I do believe choux pastry is due a comeback. It is an unfairly forgotten 80s relic even though it is relatively easy to make and very versatile – it makes both sweet and savoury treats.
Who invented profiteroles?
Profiteroles, invented in the 16th century in France, of course, but by an Italian chef imported in with Catherine de Medici’s entourage when she married French Henry II. ‘Profiterole’, the same word in English as in French, means a small reward or treat.
The pastry, originally called pâté a Panterelli after its inventor chef, was later renamed ‘choux’ – cabbage or sprout, alluding to the round pastry balls’ shape.
What desserts are made from choux pastry?
Plenty: there are profiteroles of course, balls of choux filled with cream and glazed with chocolate sauce; known as cream puffs in the US. There are éclairs sliced horizontally in order to fit in more cream.
There is croquembouche, a pyramid of sticky iced profiteroles, and deep-fried beignets powdered with icing sugar. The Italian version of the latter is called zeppole di San Giuseppe, traditionally made for the saint’s day on 19 March. And the Spanish churros are also made from choux pastry.
Choux pastry can be wonderfully used for ice cream sandwiches or filled with pastry cream to produce incredibly popular Polish karpatka cakes. My childhood preference though was ptysie: enormous choux cut in half, filled with unbelievably sickly marshmallow fluff, coated in icing sugar just in case it wasn’t garish enough.
What are savoury choux dishes?
As the pastry itself is neutral, neither sweetened nor salted, it happily swings both ways. Gougères of various kinds have the cheese added to the pastry and that’s what savoury choux is usually married with.
But those pastry balls can be filled with anything you like: herbed cream cheese, pâté, mushroom duxelles, egg-mayo or any other sandwich filler to produce exquisite canapés. The world is your profiterole.
How to make choux pastry
My triple chocolate profiteroles are firmly and decisively a dessert – but what a dessert! As said above, it is criminal that profiteroles have been relegated to the ‘where are they now?’ category.
As I also said, it is a relatively easy pastry – it was the first (and the only I remember) thing I made at the cookery class in primary school. Electric mixer is not needed, you can bash the mega-roux, which it practically is, with a wooden spoon. Beating in eggs can be done by hand too, and it’s fun seeing lumpy dough become glossy and lustrous.

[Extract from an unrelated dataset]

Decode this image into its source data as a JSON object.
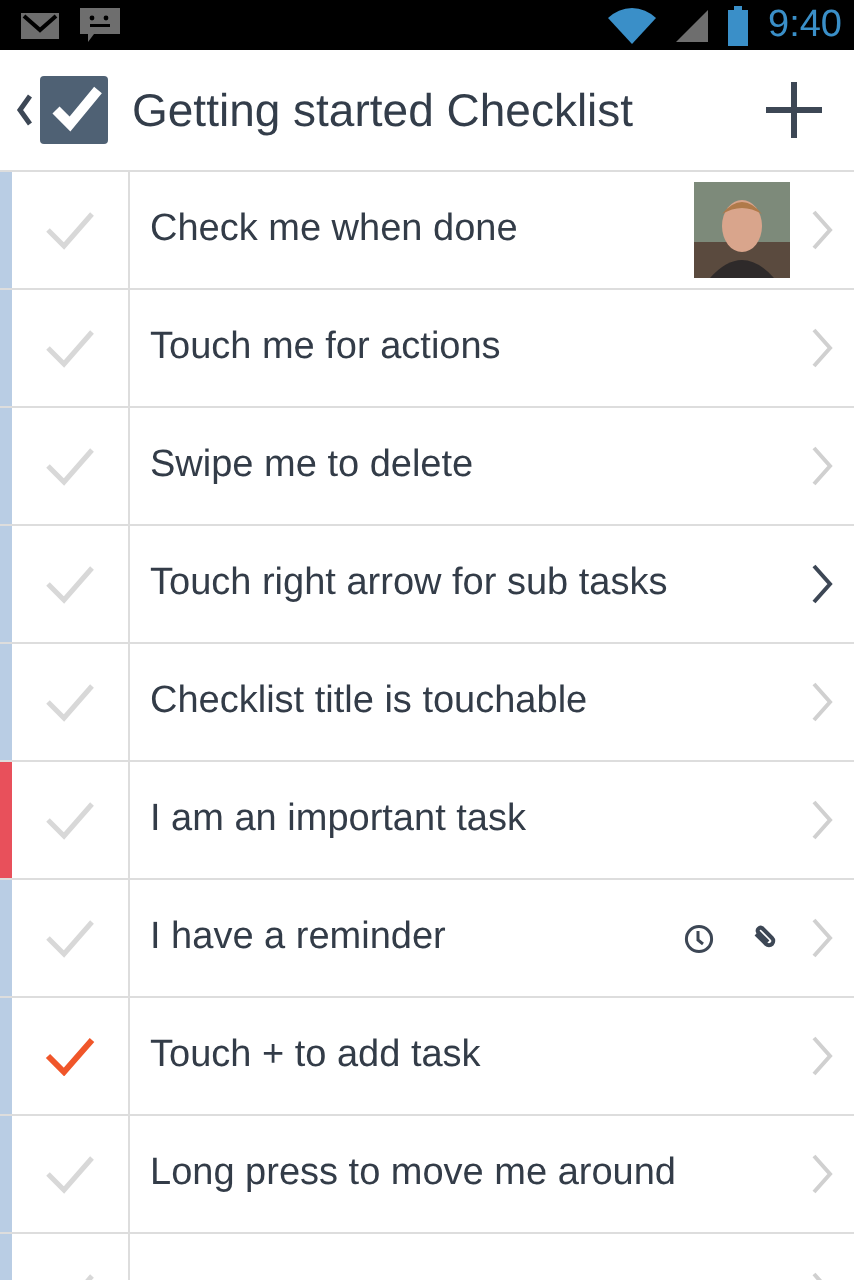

It is just as easy to spoon onto a baking tray, made even easier if the pastry chills for a while. I do hate piping bags with a passion so I only used it here for the photography – otherwise I never bother. The secret to good choux is letting them bake well and dry better, but even if they flop and soften a little when taken out of the oven, you can pop them back in for five minutes to crispen them up.
What fillings for profiteroles?
My two fillings are Chantilly cream, lightly sweetened, and very light chocolate ganache whipped into a mousse when cold. I did take trouble to inject my profiteroles with the filling using an icing syringe, but there’s nothing at all wrong with slicing them and loading with cream.
So if the chocolate filling is the first of the triple from the title, my toppings make the remaining two. Simple chocolate sauce made by melting chocolate chips, white and dark, with a small amount of butter is really easy and rewarding when it dribbles onto and around a small pile of filled profiteroles. Absolutely gorgeous!